When it comes to protecting whistleblowers, this means two things in practice: guaranteeing the confidentiality or anonymity of the person in question; and protecting them from retaliation. It is for this very reason that the directive offers whistleblowers protection against browbeating (e.g. for breaching obligations related to loyalty or a company’s business secrets or reputation) by enabling them to take the matter to court.
The issue of loyalty also arose during the panel. Not only in terms of whistleblowers who have become known to the public, but occasionally also in speaking with organisations, Transparency International Estonia has noted that loyalty is often equated with keeping schtum about a company’s problems. However, the panellists agreed that within a company or organisation, loyalty should mean that the company, its people and society are all protected from potential harm, whether to their hip pocket or their reputation.
How then can we encourage people to report incidents and bring about a change in the prevailing culture? One example is that of the United States, where those who blow the whistle are in fact financially rewarded for doing so. We asked Ministry of Justice adviser Mare Tannberg, who took part in negotiations at the EU level, whether this option was raised in the drafting of the EU directive.
“It doesn’t regulate whether or how people should be paid for reporting things. Since studies have shown that potential whistleblowers often fail to blow their whistles for fear of coming under pressure from their employers, the directive focuses on encouraging people to report things by prohibiting employers from pressurising their employees and by establishing protective measures. As far as we know at the Ministry of Justice, that sort of practice isn’t common in EU Member States – the only example we have is from Slovakia, where people can be paid for reporting incidents, but only in certain cases. The legislative intent in the draft Whistleblower Protection Act that’s being prepared in order to incorporate the directive into Estonian law has no proposals in it in terms of paying people for reporting things, because the Ministry of Justice doesn’t feel it’s either necessary or justified.”
Since financial reward has been ruled out in Estonia, we asked the panellists and audience how whistleblowing should be encouraged and normalised. One point raised was that organisations simply don’t know how to introduce and implement whistleblowing measures. Here at least the tool kit developed by Transparency International Estonia is likely to be of help.

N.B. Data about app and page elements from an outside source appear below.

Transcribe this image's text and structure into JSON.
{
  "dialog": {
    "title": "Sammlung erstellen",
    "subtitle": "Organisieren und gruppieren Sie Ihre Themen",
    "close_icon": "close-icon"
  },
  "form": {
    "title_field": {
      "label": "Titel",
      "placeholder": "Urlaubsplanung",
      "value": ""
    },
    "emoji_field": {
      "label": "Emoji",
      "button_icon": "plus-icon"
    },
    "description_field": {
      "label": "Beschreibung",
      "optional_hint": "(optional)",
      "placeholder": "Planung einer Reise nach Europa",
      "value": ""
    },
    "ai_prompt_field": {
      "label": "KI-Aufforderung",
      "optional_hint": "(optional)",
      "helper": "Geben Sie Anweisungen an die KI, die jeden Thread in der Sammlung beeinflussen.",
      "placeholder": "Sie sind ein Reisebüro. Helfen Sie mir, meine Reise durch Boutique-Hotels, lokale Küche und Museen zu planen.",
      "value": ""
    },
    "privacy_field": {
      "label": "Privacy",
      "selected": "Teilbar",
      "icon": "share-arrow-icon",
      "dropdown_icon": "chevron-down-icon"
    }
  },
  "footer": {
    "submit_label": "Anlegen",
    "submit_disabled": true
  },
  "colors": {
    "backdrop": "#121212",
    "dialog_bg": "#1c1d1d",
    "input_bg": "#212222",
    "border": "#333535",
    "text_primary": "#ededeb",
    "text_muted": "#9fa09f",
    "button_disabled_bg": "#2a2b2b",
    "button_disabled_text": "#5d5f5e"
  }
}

Another of the points made was that more positive examples need to be given. We hear very little about well-functioning systems, because if they work the way they are meant to, problems are nipped in the bud and there is nothing in the end to talk about. But if there is no communication with the whistleblower and their report is never dealt with – including in cases where the organisation lets the whistleblower down – we only ever hear about it via some court ruling or the press.
In that regard, to bring about a positive change we need to talk about cases of whistleblowing that have proven useful, recognise those who dare to draw attention to misconduct and come to their defence if they are rounded on for doing
Article written by Carina Paju, Executive Director of Transparency International Estonia